- [WORK INSTRUCTION] Images within the entries are to be omitted; the remainder must be reproduced exactly.

- [MATERIAL SHOWN]

□ □ □

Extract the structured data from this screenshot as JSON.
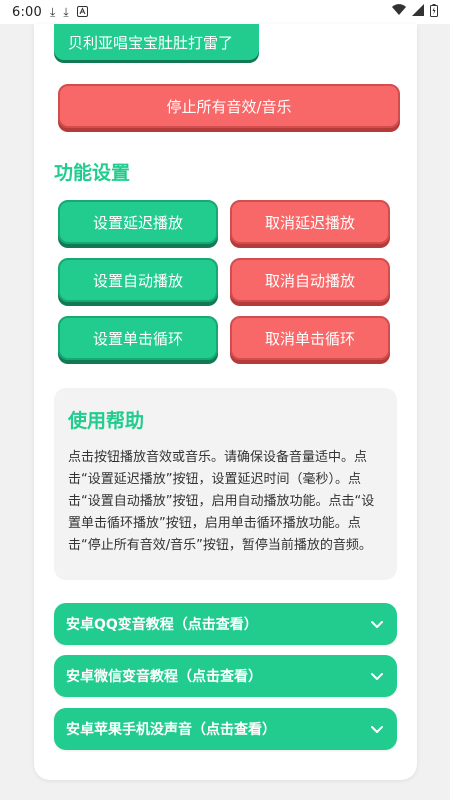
{
  "status_bar": {
    "time": "6:00"
  },
  "top_button": {
    "label": "贝利亚唱宝宝肚肚打雷了"
  },
  "stop_button": {
    "label": "停止所有音效/音乐"
  },
  "settings": {
    "title": "功能设置",
    "set_delay": "设置延迟播放",
    "cancel_delay": "取消延迟播放",
    "set_auto": "设置自动播放",
    "cancel_auto": "取消自动播放",
    "set_loop": "设置单击循环",
    "cancel_loop": "取消单击循环"
  },
  "help": {
    "title": "使用帮助",
    "text": "点击按钮播放音效或音乐。请确保设备音量适中。点击“设置延迟播放”按钮，设置延迟时间（毫秒）。点击“设置自动播放”按钮，启用自动播放功能。点击“设置单击循环播放”按钮，启用单击循环播放功能。点击“停止所有音效/音乐”按钮，暂停当前播放的音频。"
  },
  "tutorials": [
    {
      "label": "安卓QQ变音教程（点击查看）"
    },
    {
      "label": "安卓微信变音教程（点击查看）"
    },
    {
      "label": "安卓苹果手机没声音（点击查看）"
    }
  ],
  "colors": {
    "green": "#22cc8e",
    "red": "#f86868",
    "background": "#f0f1f0"
  }
}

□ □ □

- [ANSWER TO THIS PROBLEM]
Extract the structured data from this screenshot as JSON.
{
  "status_bar": {
    "time": "6:00"
  },
  "top_button": {
    "label": "贝利亚唱宝宝肚肚打雷了"
  },
  "stop_button": {
    "label": "停止所有音效/音乐"
  },
  "settings": {
    "title": "功能设置",
    "set_delay": "设置延迟播放",
    "cancel_delay": "取消延迟播放",
    "set_auto": "设置自动播放",
    "cancel_auto": "取消自动播放",
    "set_loop": "设置单击循环",
    "cancel_loop": "取消单击循环"
  },
  "help": {
    "title": "使用帮助",
    "text": "点击按钮播放音效或音乐。请确保设备音量适中。点击“设置延迟播放”按钮，设置延迟时间（毫秒）。点击“设置自动播放”按钮，启用自动播放功能。点击“设置单击循环播放”按钮，启用单击循环播放功能。点击“停止所有音效/音乐”按钮，暂停当前播放的音频。"
  },
  "tutorials": [
    {
      "label": "安卓QQ变音教程（点击查看）"
    },
    {
      "label": "安卓微信变音教程（点击查看）"
    },
    {
      "label": "安卓苹果手机没声音（点击查看）"
    }
  ],
  "colors": {
    "green": "#22cc8e",
    "red": "#f86868",
    "background": "#f0f1f0"
  }
}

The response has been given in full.